(DATA EXCERPTS)

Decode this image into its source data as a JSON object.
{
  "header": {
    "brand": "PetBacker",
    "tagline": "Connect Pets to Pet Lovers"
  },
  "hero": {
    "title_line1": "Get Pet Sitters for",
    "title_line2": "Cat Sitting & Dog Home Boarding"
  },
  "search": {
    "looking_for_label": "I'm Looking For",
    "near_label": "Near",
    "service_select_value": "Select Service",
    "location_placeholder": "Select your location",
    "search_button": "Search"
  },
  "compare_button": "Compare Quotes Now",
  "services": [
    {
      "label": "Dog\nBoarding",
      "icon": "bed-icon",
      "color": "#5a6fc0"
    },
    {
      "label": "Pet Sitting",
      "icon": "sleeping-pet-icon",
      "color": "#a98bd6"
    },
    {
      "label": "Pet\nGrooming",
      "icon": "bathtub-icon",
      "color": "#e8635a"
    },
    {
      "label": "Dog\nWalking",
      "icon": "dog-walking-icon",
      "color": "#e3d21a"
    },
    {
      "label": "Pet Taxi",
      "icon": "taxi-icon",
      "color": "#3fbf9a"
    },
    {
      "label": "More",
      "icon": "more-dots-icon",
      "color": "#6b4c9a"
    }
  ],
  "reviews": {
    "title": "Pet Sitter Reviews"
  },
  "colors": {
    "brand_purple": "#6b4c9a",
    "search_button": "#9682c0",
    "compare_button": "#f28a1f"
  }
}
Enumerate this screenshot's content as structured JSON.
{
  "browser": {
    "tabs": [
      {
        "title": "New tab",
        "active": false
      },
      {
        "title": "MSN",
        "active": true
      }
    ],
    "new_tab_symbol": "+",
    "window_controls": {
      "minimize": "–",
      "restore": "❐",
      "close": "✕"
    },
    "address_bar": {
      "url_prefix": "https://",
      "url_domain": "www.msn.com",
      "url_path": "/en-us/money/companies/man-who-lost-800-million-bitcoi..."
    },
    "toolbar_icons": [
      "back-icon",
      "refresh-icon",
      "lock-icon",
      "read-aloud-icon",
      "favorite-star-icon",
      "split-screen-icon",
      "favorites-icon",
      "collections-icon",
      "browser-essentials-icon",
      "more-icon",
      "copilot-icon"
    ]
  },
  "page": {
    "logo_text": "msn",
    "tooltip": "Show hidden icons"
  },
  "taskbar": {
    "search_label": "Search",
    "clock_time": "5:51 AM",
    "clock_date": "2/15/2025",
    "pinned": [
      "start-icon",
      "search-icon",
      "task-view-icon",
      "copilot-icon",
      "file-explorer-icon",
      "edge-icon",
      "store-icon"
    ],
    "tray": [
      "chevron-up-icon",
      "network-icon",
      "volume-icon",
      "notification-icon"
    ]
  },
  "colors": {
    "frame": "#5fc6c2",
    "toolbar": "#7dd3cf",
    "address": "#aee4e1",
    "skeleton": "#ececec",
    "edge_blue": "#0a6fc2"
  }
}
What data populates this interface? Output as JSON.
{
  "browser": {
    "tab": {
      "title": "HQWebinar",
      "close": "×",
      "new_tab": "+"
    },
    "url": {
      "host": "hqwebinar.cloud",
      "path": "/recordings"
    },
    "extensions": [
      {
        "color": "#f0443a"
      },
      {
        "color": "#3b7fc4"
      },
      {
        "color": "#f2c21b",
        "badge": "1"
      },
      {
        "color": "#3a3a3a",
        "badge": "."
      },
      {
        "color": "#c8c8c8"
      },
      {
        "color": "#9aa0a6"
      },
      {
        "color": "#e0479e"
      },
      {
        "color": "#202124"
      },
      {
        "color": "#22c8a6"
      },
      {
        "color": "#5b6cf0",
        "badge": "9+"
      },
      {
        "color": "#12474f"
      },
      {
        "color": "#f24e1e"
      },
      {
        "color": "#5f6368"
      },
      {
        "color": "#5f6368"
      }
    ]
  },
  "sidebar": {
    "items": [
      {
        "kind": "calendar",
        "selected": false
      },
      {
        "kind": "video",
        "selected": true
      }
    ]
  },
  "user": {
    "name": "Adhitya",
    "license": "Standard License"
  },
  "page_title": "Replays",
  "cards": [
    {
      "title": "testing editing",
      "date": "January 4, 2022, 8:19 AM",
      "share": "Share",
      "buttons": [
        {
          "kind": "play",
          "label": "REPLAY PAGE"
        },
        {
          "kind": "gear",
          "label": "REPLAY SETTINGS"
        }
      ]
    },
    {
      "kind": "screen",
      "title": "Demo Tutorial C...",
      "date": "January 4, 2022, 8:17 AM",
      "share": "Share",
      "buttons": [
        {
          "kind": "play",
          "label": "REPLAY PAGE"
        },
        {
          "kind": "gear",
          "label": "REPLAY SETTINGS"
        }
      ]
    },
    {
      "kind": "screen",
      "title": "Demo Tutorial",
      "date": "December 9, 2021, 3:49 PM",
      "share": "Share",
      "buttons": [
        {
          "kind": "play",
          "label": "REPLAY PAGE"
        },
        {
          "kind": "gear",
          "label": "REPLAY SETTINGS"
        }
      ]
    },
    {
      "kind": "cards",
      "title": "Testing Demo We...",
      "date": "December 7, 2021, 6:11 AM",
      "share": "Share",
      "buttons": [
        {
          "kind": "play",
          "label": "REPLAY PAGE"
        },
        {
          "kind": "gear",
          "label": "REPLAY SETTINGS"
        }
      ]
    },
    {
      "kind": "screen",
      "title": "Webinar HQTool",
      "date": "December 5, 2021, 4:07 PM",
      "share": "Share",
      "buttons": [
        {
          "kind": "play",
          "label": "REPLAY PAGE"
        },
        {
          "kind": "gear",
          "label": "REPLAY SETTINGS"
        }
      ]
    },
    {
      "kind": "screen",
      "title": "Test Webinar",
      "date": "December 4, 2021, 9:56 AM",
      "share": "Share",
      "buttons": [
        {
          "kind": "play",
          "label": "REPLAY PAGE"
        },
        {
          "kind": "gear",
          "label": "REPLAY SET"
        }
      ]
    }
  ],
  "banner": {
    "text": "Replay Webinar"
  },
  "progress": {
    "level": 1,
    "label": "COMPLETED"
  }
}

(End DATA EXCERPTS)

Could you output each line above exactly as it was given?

Decode this image into its source data as a JSON object.
{
  "header": {
    "brand": "PetBacker",
    "tagline": "Connect Pets to Pet Lovers"
  },
  "hero": {
    "title_line1": "Get Pet Sitters for",
    "title_line2": "Cat Sitting & Dog Home Boarding"
  },
  "search": {
    "looking_for_label": "I'm Looking For",
    "near_label": "Near",
    "service_select_value": "Select Service",
    "location_placeholder": "Select your location",
    "search_button": "Search"
  },
  "compare_button": "Compare Quotes Now",
  "services": [
    {
      "label": "Dog\nBoarding",
      "icon": "bed-icon",
      "color": "#5a6fc0"
    },
    {
      "label": "Pet Sitting",
      "icon": "sleeping-pet-icon",
      "color": "#a98bd6"
    },
    {
      "label": "Pet\nGrooming",
      "icon": "bathtub-icon",
      "color": "#e8635a"
    },
    {
      "label": "Dog\nWalking",
      "icon": "dog-walking-icon",
      "color": "#e3d21a"
    },
    {
      "label": "Pet Taxi",
      "icon": "taxi-icon",
      "color": "#3fbf9a"
    },
    {
      "label": "More",
      "icon": "more-dots-icon",
      "color": "#6b4c9a"
    }
  ],
  "reviews": {
    "title": "Pet Sitter Reviews"
  },
  "colors": {
    "brand_purple": "#6b4c9a",
    "search_button": "#9682c0",
    "compare_button": "#f28a1f"
  }
}
Enumerate this screenshot's content as structured JSON.
{
  "browser": {
    "tabs": [
      {
        "title": "New tab",
        "active": false
      },
      {
        "title": "MSN",
        "active": true
      }
    ],
    "new_tab_symbol": "+",
    "window_controls": {
      "minimize": "–",
      "restore": "❐",
      "close": "✕"
    },
    "address_bar": {
      "url_prefix": "https://",
      "url_domain": "www.msn.com",
      "url_path": "/en-us/money/companies/man-who-lost-800-million-bitcoi..."
    },
    "toolbar_icons": [
      "back-icon",
      "refresh-icon",
      "lock-icon",
      "read-aloud-icon",
      "favorite-star-icon",
      "split-screen-icon",
      "favorites-icon",
      "collections-icon",
      "browser-essentials-icon",
      "more-icon",
      "copilot-icon"
    ]
  },
  "page": {
    "logo_text": "msn",
    "tooltip": "Show hidden icons"
  },
  "taskbar": {
    "search_label": "Search",
    "clock_time": "5:51 AM",
    "clock_date": "2/15/2025",
    "pinned": [
      "start-icon",
      "search-icon",
      "task-view-icon",
      "copilot-icon",
      "file-explorer-icon",
      "edge-icon",
      "store-icon"
    ],
    "tray": [
      "chevron-up-icon",
      "network-icon",
      "volume-icon",
      "notification-icon"
    ]
  },
  "colors": {
    "frame": "#5fc6c2",
    "toolbar": "#7dd3cf",
    "address": "#aee4e1",
    "skeleton": "#ececec",
    "edge_blue": "#0a6fc2"
  }
}
What data populates this interface? Output as JSON.
{
  "browser": {
    "tab": {
      "title": "HQWebinar",
      "close": "×",
      "new_tab": "+"
    },
    "url": {
      "host": "hqwebinar.cloud",
      "path": "/recordings"
    },
    "extensions": [
      {
        "color": "#f0443a"
      },
      {
        "color": "#3b7fc4"
      },
      {
        "color": "#f2c21b",
        "badge": "1"
      },
      {
        "color": "#3a3a3a",
        "badge": "."
      },
      {
        "color": "#c8c8c8"
      },
      {
        "color": "#9aa0a6"
      },
      {
        "color": "#e0479e"
      },
      {
        "color": "#202124"
      },
      {
        "color": "#22c8a6"
      },
      {
        "color": "#5b6cf0",
        "badge": "9+"
      },
      {
        "color": "#12474f"
      },
      {
        "color": "#f24e1e"
      },
      {
        "color": "#5f6368"
      },
      {
        "color": "#5f6368"
      }
    ]
  },
  "sidebar": {
    "items": [
      {
        "kind": "calendar",
        "selected": false
      },
      {
        "kind": "video",
        "selected": true
      }
    ]
  },
  "user": {
    "name": "Adhitya",
    "license": "Standard License"
  },
  "page_title": "Replays",
  "cards": [
    {
      "title": "testing editing",
      "date": "January 4, 2022, 8:19 AM",
      "share": "Share",
      "buttons": [
        {
          "kind": "play",
          "label": "REPLAY PAGE"
        },
        {
          "kind": "gear",
          "label": "REPLAY SETTINGS"
        }
      ]
    },
    {
      "kind": "screen",
      "title": "Demo Tutorial C...",
      "date": "January 4, 2022, 8:17 AM",
      "share": "Share",
      "buttons": [
        {
          "kind": "play",
          "label": "REPLAY PAGE"
        },
        {
          "kind": "gear",
          "label": "REPLAY SETTINGS"
        }
      ]
    },
    {
      "kind": "screen",
      "title": "Demo Tutorial",
      "date": "December 9, 2021, 3:49 PM",
      "share": "Share",
      "buttons": [
        {
          "kind": "play",
          "label": "REPLAY PAGE"
        },
        {
          "kind": "gear",
          "label": "REPLAY SETTINGS"
        }
      ]
    },
    {
      "kind": "cards",
      "title": "Testing Demo We...",
      "date": "December 7, 2021, 6:11 AM",
      "share": "Share",
      "buttons": [
        {
          "kind": "play",
          "label": "REPLAY PAGE"
        },
        {
          "kind": "gear",
          "label": "REPLAY SETTINGS"
        }
      ]
    },
    {
      "kind": "screen",
      "title": "Webinar HQTool",
      "date": "December 5, 2021, 4:07 PM",
      "share": "Share",
      "buttons": [
        {
          "kind": "play",
          "label": "REPLAY PAGE"
        },
        {
          "kind": "gear",
          "label": "REPLAY SETTINGS"
        }
      ]
    },
    {
      "kind": "screen",
      "title": "Test Webinar",
      "date": "December 4, 2021, 9:56 AM",
      "share": "Share",
      "buttons": [
        {
          "kind": "play",
          "label": "REPLAY PAGE"
        },
        {
          "kind": "gear",
          "label": "REPLAY SET"
        }
      ]
    }
  ],
  "banner": {
    "text": "Replay Webinar"
  },
  "progress": {
    "level": 1,
    "label": "COMPLETED"
  }
}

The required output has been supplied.